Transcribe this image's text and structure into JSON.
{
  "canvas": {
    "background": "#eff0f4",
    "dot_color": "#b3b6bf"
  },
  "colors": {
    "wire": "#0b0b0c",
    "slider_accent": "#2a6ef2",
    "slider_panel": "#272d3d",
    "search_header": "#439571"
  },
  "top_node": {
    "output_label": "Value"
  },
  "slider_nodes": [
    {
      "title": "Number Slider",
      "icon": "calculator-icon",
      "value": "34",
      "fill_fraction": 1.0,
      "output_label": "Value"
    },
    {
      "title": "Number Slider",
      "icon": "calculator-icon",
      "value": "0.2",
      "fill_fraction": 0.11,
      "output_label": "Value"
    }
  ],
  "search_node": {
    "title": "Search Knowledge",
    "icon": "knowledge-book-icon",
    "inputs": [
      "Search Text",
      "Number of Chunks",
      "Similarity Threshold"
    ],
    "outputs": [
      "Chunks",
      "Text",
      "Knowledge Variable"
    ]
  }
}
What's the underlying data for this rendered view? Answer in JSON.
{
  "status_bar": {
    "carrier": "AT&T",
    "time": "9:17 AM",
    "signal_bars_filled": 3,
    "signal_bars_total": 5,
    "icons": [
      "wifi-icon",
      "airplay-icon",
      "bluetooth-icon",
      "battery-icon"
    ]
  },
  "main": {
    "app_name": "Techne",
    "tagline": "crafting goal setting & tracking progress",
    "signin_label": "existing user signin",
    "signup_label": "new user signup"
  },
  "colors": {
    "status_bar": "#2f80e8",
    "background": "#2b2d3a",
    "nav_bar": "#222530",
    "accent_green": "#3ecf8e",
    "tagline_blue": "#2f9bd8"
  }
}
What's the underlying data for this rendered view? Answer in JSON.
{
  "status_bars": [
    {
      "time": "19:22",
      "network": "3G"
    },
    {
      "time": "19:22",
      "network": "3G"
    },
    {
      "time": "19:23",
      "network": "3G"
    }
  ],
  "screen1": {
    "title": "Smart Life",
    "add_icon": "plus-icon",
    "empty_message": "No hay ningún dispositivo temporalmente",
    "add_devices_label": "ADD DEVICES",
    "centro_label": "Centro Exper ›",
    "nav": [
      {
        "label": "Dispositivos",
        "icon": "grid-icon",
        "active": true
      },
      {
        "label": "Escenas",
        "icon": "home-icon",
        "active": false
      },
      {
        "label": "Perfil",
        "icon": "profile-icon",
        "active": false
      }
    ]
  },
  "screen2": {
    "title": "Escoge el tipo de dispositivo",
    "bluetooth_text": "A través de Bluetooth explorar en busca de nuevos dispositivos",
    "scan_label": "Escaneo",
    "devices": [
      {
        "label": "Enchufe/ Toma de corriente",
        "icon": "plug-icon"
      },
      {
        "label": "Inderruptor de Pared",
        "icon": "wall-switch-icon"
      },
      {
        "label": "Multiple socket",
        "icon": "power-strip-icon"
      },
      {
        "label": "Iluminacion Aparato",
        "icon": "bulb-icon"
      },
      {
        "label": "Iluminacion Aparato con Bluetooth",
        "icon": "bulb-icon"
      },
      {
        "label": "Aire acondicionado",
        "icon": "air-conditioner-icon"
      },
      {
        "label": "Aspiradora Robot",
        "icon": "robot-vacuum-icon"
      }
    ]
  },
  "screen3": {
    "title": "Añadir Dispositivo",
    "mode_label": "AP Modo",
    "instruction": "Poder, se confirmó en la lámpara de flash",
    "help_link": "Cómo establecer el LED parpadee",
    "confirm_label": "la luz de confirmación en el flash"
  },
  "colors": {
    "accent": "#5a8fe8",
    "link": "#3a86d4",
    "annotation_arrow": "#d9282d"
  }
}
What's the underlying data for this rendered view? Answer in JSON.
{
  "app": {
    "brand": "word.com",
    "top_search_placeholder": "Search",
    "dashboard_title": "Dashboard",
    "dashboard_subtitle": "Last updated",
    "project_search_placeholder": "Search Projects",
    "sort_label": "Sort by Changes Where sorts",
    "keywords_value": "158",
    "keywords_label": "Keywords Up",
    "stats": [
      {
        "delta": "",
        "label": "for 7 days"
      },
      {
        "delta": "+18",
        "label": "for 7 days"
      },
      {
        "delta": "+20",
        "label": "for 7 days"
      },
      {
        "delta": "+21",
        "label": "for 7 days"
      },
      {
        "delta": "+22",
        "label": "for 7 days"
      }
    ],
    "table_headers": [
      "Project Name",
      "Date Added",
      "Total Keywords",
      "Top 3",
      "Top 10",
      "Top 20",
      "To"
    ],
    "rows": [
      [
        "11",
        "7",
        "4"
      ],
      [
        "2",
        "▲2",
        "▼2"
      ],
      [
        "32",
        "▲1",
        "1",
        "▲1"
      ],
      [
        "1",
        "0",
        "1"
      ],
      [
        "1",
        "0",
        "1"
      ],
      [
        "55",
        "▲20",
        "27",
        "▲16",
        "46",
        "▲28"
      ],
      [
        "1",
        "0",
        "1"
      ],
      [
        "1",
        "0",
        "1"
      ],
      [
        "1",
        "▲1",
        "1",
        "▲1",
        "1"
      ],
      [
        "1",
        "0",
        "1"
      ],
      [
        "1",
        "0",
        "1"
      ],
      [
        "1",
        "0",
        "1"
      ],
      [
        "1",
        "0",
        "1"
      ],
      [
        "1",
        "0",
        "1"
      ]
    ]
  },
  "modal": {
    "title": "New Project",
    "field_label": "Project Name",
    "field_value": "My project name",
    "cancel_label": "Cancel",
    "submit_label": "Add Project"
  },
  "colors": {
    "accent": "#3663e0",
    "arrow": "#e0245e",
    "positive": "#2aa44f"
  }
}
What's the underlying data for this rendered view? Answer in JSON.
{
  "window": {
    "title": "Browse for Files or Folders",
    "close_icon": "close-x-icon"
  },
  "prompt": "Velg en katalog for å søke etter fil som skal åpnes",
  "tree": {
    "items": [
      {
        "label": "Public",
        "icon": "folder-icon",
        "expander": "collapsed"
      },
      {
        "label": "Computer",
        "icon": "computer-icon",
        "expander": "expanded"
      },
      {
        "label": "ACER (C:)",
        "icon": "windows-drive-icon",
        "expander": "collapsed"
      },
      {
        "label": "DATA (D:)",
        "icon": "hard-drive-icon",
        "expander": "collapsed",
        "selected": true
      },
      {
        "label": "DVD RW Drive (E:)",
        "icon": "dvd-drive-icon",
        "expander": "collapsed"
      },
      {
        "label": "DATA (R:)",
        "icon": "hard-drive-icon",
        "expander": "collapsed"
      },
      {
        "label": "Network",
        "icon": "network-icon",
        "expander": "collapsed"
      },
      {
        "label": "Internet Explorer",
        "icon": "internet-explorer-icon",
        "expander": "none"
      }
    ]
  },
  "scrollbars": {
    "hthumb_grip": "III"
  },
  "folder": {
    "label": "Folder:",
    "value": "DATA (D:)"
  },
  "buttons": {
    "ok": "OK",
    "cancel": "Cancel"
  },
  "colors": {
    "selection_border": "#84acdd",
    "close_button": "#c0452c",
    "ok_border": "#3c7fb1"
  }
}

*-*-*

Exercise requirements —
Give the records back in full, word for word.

Result of this task —
Transcribe this image's text and structure into JSON.
{
  "canvas": {
    "background": "#eff0f4",
    "dot_color": "#b3b6bf"
  },
  "colors": {
    "wire": "#0b0b0c",
    "slider_accent": "#2a6ef2",
    "slider_panel": "#272d3d",
    "search_header": "#439571"
  },
  "top_node": {
    "output_label": "Value"
  },
  "slider_nodes": [
    {
      "title": "Number Slider",
      "icon": "calculator-icon",
      "value": "34",
      "fill_fraction": 1.0,
      "output_label": "Value"
    },
    {
      "title": "Number Slider",
      "icon": "calculator-icon",
      "value": "0.2",
      "fill_fraction": 0.11,
      "output_label": "Value"
    }
  ],
  "search_node": {
    "title": "Search Knowledge",
    "icon": "knowledge-book-icon",
    "inputs": [
      "Search Text",
      "Number of Chunks",
      "Similarity Threshold"
    ],
    "outputs": [
      "Chunks",
      "Text",
      "Knowledge Variable"
    ]
  }
}
What's the underlying data for this rendered view? Answer in JSON.
{
  "status_bar": {
    "carrier": "AT&T",
    "time": "9:17 AM",
    "signal_bars_filled": 3,
    "signal_bars_total": 5,
    "icons": [
      "wifi-icon",
      "airplay-icon",
      "bluetooth-icon",
      "battery-icon"
    ]
  },
  "main": {
    "app_name": "Techne",
    "tagline": "crafting goal setting & tracking progress",
    "signin_label": "existing user signin",
    "signup_label": "new user signup"
  },
  "colors": {
    "status_bar": "#2f80e8",
    "background": "#2b2d3a",
    "nav_bar": "#222530",
    "accent_green": "#3ecf8e",
    "tagline_blue": "#2f9bd8"
  }
}
What's the underlying data for this rendered view? Answer in JSON.
{
  "status_bars": [
    {
      "time": "19:22",
      "network": "3G"
    },
    {
      "time": "19:22",
      "network": "3G"
    },
    {
      "time": "19:23",
      "network": "3G"
    }
  ],
  "screen1": {
    "title": "Smart Life",
    "add_icon": "plus-icon",
    "empty_message": "No hay ningún dispositivo temporalmente",
    "add_devices_label": "ADD DEVICES",
    "centro_label": "Centro Exper ›",
    "nav": [
      {
        "label": "Dispositivos",
        "icon": "grid-icon",
        "active": true
      },
      {
        "label": "Escenas",
        "icon": "home-icon",
        "active": false
      },
      {
        "label": "Perfil",
        "icon": "profile-icon",
        "active": false
      }
    ]
  },
  "screen2": {
    "title": "Escoge el tipo de dispositivo",
    "bluetooth_text": "A través de Bluetooth explorar en busca de nuevos dispositivos",
    "scan_label": "Escaneo",
    "devices": [
      {
        "label": "Enchufe/ Toma de corriente",
        "icon": "plug-icon"
      },
      {
        "label": "Inderruptor de Pared",
        "icon": "wall-switch-icon"
      },
      {
        "label": "Multiple socket",
        "icon": "power-strip-icon"
      },
      {
        "label": "Iluminacion Aparato",
        "icon": "bulb-icon"
      },
      {
        "label": "Iluminacion Aparato con Bluetooth",
        "icon": "bulb-icon"
      },
      {
        "label": "Aire acondicionado",
        "icon": "air-conditioner-icon"
      },
      {
        "label": "Aspiradora Robot",
        "icon": "robot-vacuum-icon"
      }
    ]
  },
  "screen3": {
    "title": "Añadir Dispositivo",
    "mode_label": "AP Modo",
    "instruction": "Poder, se confirmó en la lámpara de flash",
    "help_link": "Cómo establecer el LED parpadee",
    "confirm_label": "la luz de confirmación en el flash"
  },
  "colors": {
    "accent": "#5a8fe8",
    "link": "#3a86d4",
    "annotation_arrow": "#d9282d"
  }
}
What's the underlying data for this rendered view? Answer in JSON.
{
  "app": {
    "brand": "word.com",
    "top_search_placeholder": "Search",
    "dashboard_title": "Dashboard",
    "dashboard_subtitle": "Last updated",
    "project_search_placeholder": "Search Projects",
    "sort_label": "Sort by Changes Where sorts",
    "keywords_value": "158",
    "keywords_label": "Keywords Up",
    "stats": [
      {
        "delta": "",
        "label": "for 7 days"
      },
      {
        "delta": "+18",
        "label": "for 7 days"
      },
      {
        "delta": "+20",
        "label": "for 7 days"
      },
      {
        "delta": "+21",
        "label": "for 7 days"
      },
      {
        "delta": "+22",
        "label": "for 7 days"
      }
    ],
    "table_headers": [
      "Project Name",
      "Date Added",
      "Total Keywords",
      "Top 3",
      "Top 10",
      "Top 20",
      "To"
    ],
    "rows": [
      [
        "11",
        "7",
        "4"
      ],
      [
        "2",
        "▲2",
        "▼2"
      ],
      [
        "32",
        "▲1",
        "1",
        "▲1"
      ],
      [
        "1",
        "0",
        "1"
      ],
      [
        "1",
        "0",
        "1"
      ],
      [
        "55",
        "▲20",
        "27",
        "▲16",
        "46",
        "▲28"
      ],
      [
        "1",
        "0",
        "1"
      ],
      [
        "1",
        "0",
        "1"
      ],
      [
        "1",
        "▲1",
        "1",
        "▲1",
        "1"
      ],
      [
        "1",
        "0",
        "1"
      ],
      [
        "1",
        "0",
        "1"
      ],
      [
        "1",
        "0",
        "1"
      ],
      [
        "1",
        "0",
        "1"
      ],
      [
        "1",
        "0",
        "1"
      ]
    ]
  },
  "modal": {
    "title": "New Project",
    "field_label": "Project Name",
    "field_value": "My project name",
    "cancel_label": "Cancel",
    "submit_label": "Add Project"
  },
  "colors": {
    "accent": "#3663e0",
    "arrow": "#e0245e",
    "positive": "#2aa44f"
  }
}
What's the underlying data for this rendered view? Answer in JSON.
{
  "window": {
    "title": "Browse for Files or Folders",
    "close_icon": "close-x-icon"
  },
  "prompt": "Velg en katalog for å søke etter fil som skal åpnes",
  "tree": {
    "items": [
      {
        "label": "Public",
        "icon": "folder-icon",
        "expander": "collapsed"
      },
      {
        "label": "Computer",
        "icon": "computer-icon",
        "expander": "expanded"
      },
      {
        "label": "ACER (C:)",
        "icon": "windows-drive-icon",
        "expander": "collapsed"
      },
      {
        "label": "DATA (D:)",
        "icon": "hard-drive-icon",
        "expander": "collapsed",
        "selected": true
      },
      {
        "label": "DVD RW Drive (E:)",
        "icon": "dvd-drive-icon",
        "expander": "collapsed"
      },
      {
        "label": "DATA (R:)",
        "icon": "hard-drive-icon",
        "expander": "collapsed"
      },
      {
        "label": "Network",
        "icon": "network-icon",
        "expander": "collapsed"
      },
      {
        "label": "Internet Explorer",
        "icon": "internet-explorer-icon",
        "expander": "none"
      }
    ]
  },
  "scrollbars": {
    "hthumb_grip": "III"
  },
  "folder": {
    "label": "Folder:",
    "value": "DATA (D:)"
  },
  "buttons": {
    "ok": "OK",
    "cancel": "Cancel"
  },
  "colors": {
    "selection_border": "#84acdd",
    "close_button": "#c0452c",
    "ok_border": "#3c7fb1"
  }
}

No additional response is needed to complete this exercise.